For example, here’s what not to include in a reapplicant personal statement.

Although I failed to gain admittance to medical school, I’ve remained steadfast in pursuit of achieving my dream to be a physician. Instead of accepting failure, I continued to foster these kinds of meaningful experiences with my patients and develop the traits necessary to forge the desired relationships I hope to foster as a physician, like those my father had with his patients.”

Don’t directly call out a “failure.” Instead, look to the future and illustrate how you have improved. Acknowledge the past with a focus on the future. What have you been doing differently? What did you learn? What has your experience as a reapplicant taught you? Why are you continuing your pursuit?

Here’s an example of how to improve that personal statement paragraph.

“Directly witnessing the eternal illumination my father left on the world has shown me the incredible impact physicians can achieve in patients’ lives and their communities. My struggles with his passing forced me to further develop the resiliency necessary to not give up on this path when faced with setbacks and instead to redouble my efforts to be a pillar of luminosity as a future doctor.”

Simple word choice changes can make a big difference in how your personal statement is received. Acknowledging your rejection does not mean you have to put yourself down. Find a way to spin the situation into speaking about what has changed and what you have learned instead of drawing attention to the negative. In doing so, ensure you still sound genuine and sincere throughout your essay.

Refine, Review, Edit

Don’t let a simple mistake ruin your chances of acceptance.
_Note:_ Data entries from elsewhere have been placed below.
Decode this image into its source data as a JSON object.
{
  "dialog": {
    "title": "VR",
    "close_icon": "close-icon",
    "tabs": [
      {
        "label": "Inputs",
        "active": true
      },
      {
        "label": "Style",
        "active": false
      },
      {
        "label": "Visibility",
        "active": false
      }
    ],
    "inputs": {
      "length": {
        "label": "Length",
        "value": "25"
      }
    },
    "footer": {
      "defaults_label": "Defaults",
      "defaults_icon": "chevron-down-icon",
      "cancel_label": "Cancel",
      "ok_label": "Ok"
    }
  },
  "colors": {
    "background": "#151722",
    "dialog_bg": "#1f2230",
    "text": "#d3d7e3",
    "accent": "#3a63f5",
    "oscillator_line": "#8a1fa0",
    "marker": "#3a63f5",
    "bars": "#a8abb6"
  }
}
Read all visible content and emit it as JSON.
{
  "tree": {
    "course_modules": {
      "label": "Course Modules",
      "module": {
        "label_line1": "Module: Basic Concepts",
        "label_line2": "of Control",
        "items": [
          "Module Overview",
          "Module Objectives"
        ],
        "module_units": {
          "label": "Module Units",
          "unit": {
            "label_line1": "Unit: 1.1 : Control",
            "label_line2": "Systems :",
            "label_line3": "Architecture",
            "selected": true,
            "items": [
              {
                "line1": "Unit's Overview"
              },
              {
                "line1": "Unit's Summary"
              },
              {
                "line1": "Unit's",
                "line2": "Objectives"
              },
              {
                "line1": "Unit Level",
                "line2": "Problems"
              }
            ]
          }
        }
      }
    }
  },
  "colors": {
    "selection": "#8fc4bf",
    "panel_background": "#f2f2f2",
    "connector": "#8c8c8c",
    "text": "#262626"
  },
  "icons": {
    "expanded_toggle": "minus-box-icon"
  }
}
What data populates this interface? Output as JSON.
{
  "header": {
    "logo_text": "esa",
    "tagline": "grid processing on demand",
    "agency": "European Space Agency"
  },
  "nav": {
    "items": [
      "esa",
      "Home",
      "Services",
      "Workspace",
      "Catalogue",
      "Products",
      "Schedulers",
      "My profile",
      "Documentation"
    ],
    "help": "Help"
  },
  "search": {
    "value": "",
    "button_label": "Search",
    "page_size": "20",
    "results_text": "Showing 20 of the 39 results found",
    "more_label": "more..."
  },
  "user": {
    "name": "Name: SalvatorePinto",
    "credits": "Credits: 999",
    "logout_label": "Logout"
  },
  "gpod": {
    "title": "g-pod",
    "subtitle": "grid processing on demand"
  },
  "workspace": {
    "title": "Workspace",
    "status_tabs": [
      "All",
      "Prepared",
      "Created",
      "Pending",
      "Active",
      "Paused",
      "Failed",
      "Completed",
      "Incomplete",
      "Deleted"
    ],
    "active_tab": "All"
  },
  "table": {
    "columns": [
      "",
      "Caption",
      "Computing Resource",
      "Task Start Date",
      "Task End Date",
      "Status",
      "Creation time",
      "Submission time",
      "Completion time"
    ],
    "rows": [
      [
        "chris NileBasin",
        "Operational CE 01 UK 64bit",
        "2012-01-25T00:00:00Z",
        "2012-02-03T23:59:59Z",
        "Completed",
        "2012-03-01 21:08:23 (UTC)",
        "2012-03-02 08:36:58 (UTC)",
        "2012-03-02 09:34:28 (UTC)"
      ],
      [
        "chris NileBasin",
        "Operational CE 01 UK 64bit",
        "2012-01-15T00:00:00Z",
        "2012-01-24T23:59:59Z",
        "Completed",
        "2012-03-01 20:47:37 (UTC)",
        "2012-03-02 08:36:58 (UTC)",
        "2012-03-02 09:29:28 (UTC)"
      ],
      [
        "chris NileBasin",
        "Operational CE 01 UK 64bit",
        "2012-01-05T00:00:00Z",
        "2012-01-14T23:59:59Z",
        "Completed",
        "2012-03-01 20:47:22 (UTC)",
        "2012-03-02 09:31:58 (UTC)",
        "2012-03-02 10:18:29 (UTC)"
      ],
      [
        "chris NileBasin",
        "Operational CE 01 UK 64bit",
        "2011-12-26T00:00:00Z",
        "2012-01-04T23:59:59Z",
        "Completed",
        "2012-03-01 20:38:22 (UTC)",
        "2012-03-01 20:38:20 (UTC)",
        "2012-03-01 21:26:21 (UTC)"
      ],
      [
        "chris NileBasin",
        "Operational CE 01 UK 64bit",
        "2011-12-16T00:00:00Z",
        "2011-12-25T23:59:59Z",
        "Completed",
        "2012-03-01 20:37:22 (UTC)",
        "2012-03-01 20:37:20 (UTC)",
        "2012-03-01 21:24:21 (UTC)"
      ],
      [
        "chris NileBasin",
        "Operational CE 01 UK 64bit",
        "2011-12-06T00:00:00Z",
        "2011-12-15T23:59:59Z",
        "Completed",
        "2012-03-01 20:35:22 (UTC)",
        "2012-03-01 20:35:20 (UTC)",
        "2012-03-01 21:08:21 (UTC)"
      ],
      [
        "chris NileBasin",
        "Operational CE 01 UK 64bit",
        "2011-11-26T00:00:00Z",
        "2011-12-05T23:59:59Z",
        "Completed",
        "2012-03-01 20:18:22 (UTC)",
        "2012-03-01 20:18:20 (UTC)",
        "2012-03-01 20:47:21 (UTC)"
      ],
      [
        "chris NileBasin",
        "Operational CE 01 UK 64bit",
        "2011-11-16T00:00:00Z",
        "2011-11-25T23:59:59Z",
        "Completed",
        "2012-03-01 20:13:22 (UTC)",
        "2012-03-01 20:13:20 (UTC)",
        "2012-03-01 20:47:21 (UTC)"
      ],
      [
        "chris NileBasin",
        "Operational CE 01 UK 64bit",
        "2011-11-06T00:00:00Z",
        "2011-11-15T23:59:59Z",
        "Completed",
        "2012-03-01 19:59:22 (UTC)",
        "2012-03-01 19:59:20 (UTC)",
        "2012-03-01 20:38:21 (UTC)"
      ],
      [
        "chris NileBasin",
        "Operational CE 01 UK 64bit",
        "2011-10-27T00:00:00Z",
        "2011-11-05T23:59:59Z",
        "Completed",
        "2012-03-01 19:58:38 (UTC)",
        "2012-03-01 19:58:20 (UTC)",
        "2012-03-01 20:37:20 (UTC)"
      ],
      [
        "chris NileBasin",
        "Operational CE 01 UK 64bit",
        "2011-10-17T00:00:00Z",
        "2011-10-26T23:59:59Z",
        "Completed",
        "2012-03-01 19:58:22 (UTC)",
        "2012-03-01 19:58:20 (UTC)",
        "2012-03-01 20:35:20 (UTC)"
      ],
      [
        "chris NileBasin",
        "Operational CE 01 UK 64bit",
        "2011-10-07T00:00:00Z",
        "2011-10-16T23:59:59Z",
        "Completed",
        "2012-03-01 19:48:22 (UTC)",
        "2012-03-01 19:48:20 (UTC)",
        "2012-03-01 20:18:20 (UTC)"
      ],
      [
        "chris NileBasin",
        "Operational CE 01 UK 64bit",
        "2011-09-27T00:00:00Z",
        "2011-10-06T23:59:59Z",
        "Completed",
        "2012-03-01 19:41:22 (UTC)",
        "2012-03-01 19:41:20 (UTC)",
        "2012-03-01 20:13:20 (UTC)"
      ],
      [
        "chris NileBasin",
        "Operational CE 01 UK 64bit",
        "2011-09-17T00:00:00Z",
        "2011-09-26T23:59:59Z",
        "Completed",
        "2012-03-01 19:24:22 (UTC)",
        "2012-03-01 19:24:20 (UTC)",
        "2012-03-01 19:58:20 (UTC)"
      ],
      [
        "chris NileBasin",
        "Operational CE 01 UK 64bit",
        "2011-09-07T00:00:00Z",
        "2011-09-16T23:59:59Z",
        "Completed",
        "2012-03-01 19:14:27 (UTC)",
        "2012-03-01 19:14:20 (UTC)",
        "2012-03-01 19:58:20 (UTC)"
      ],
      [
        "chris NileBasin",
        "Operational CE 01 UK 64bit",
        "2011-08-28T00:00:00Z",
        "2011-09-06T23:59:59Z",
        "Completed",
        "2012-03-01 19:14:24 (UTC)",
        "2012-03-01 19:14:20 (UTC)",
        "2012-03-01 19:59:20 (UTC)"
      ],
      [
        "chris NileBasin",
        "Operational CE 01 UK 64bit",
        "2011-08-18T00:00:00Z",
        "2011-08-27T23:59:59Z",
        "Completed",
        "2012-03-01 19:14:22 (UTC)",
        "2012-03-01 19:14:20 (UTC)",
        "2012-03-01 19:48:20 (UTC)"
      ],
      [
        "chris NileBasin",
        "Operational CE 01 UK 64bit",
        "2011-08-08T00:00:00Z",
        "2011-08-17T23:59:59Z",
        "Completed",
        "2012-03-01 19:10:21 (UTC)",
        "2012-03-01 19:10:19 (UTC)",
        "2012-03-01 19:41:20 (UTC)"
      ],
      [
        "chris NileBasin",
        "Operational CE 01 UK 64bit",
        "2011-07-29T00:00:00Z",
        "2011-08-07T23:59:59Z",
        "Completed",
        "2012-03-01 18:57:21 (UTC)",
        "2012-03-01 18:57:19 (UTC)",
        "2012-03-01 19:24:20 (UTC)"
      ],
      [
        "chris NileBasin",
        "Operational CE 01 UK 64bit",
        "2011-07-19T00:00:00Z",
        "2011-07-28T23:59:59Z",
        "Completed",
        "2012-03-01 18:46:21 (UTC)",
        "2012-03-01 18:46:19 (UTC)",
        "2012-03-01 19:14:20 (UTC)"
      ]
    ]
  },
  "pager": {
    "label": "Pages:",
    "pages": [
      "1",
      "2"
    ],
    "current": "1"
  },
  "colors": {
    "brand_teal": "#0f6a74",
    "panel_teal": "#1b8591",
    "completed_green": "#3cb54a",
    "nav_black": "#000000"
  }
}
It only takes one error to sink an otherwise excellent personal statement. You’re going up against thousands of other medical school applicants, many of whom have very similar qualifications to your own, except you’ve already been turned down once before.

Take your time! Reflect on and brainstorm your ideas early on in the year you are applying. If you’re a reapplicant who is applying again in the immediate next cycle, prioritize writing your personal statement as soon as possible. Assess the time you have as well as what you need to accomplish in order to notably improve your application. You may have to come to the difficult but realistic decision to delay your reapplication by one year.

You absolutely must save time for the editing and refining process. Ensure you make time to receive adequate feedback from those who have been intimately involved in the application process.

Learn how to edit your personal statement to impress admissions committees.

Med School Insiders offers a range of personal statement editing packages, including in-depth editing with a physician who will be there to advise you every step of the way.

How to Write a Personal Statement List of 11 steps

 

Personal Statement Resources

The Med School Insiders blog is filled with personal statement resources and how-to guides that can help you no matter where you are in the essay writing process.

If you’re stuck for ideas, begin with our Medical School Personal Statement Prompts, which will help you reflect on your past to remember the experiences, people, and setbacks that made you who you are today. Next, read The Anatomy of a Stellar Personal Statement and Personal Statement Dos and Don’ts.

As you complete the rest of your reapplicant application, here are 9 Reapplicant Mistakes You Can’t Afford to Make and 6 Steps to Reapplying to Medical School.

Sign up for our weekly newsletter to get our latest advice, guides, and videos sent straight to your email. We are always adding to our database of resources, and we continually update our content based on the most recent data, current deadlines, and changes to the application process.

Facebook
Twitter
LinkedIn
Email

Leave a Reply